Have you ever had a telephone conversation with someone while also catching up on your email or surfing the latest news?
Have you ever been on the phone trying to talk with someone only to realize they aren’t paying attention but are instead reading from the screen in front of them?
Nobody disagrees with the importance of really listening to each other. In fact, I’ve tracked it on Twitter and you’ll see that thousands talk about the importance of listening. If that is all true then why do so many people do just the opposite?
To listen – truly listen to someone you have to tune everything and everyone else out.
This is one reason I don’t understand why so many companies insist on having telephone conference calls that last for an hour or more. Most of them are usually scheduled for one hour and it seems like whoever is leading the call always feels the need to fill that time. As a result, the majority of the people on the call have a speaker or headset on while they read their mail, check out their favorite blogs, clip their nails and groom the dog. And, what is even more amazing to me is how many people have to attend these calls every day and sometimes multiple times.
Yikes! I’d rather set my hair on fire!
I know that’s easy for me to say but you get the point.
You’ve probably played the game where a group of people get together and someone leads off by whispering to the next person a statement that is written down. Then that person tells it to another and one-by-one the story is passed down the line. By the time the final person at the end of the chain states out loud to the group what they think they just heard the entire initial story has changed and often so much so there isn’t any resemblance to it.

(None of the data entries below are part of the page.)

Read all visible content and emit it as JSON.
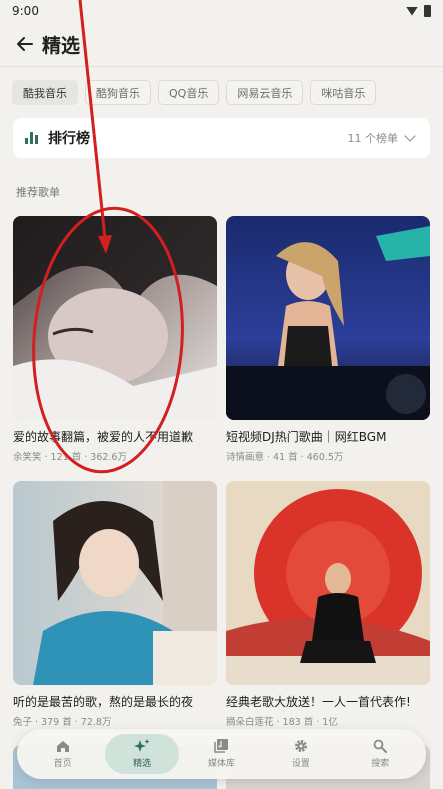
{
  "status": {
    "time": "9:00"
  },
  "header": {
    "title": "精选"
  },
  "sources": [
    "酷我音乐",
    "酷狗音乐",
    "QQ音乐",
    "网易云音乐",
    "咪咕音乐"
  ],
  "rank": {
    "title": "排行榜",
    "count": "11 个榜单"
  },
  "section": {
    "label": "推荐歌单"
  },
  "playlists": [
    {
      "title": "爱的故事翻篇，被爱的人不用道歉",
      "meta": "余笑笑 · 121 首 · 362.6万"
    },
    {
      "title": "短视频DJ热门歌曲｜网红BGM",
      "meta": "诗情画意 · 41 首 · 460.5万"
    },
    {
      "title": "听的是最苦的歌，熬的是最长的夜",
      "meta": "兔子 · 379 首 · 72.8万"
    },
    {
      "title": "经典老歌大放送！一人一首代表作!",
      "meta": "摘朵白莲花 · 183 首 · 1亿"
    }
  ],
  "nav": [
    {
      "label": "首页",
      "icon": "home-icon"
    },
    {
      "label": "精选",
      "icon": "sparkle-icon"
    },
    {
      "label": "媒体库",
      "icon": "library-icon"
    },
    {
      "label": "设置",
      "icon": "gear-icon"
    },
    {
      "label": "搜索",
      "icon": "search-icon"
    }
  ],
  "colors": {
    "accent": "#2f6f62",
    "nav_active": "#cfe3da",
    "annotation": "#d21f1f"
  }
}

If this can happen when you know you’re supposed to be listening imagine what the outcomes are of corporate decisions dependent upon team conference calls that last for hours where your attention is less than focused.
Managers love these kinds of calls.
Leaders detest them.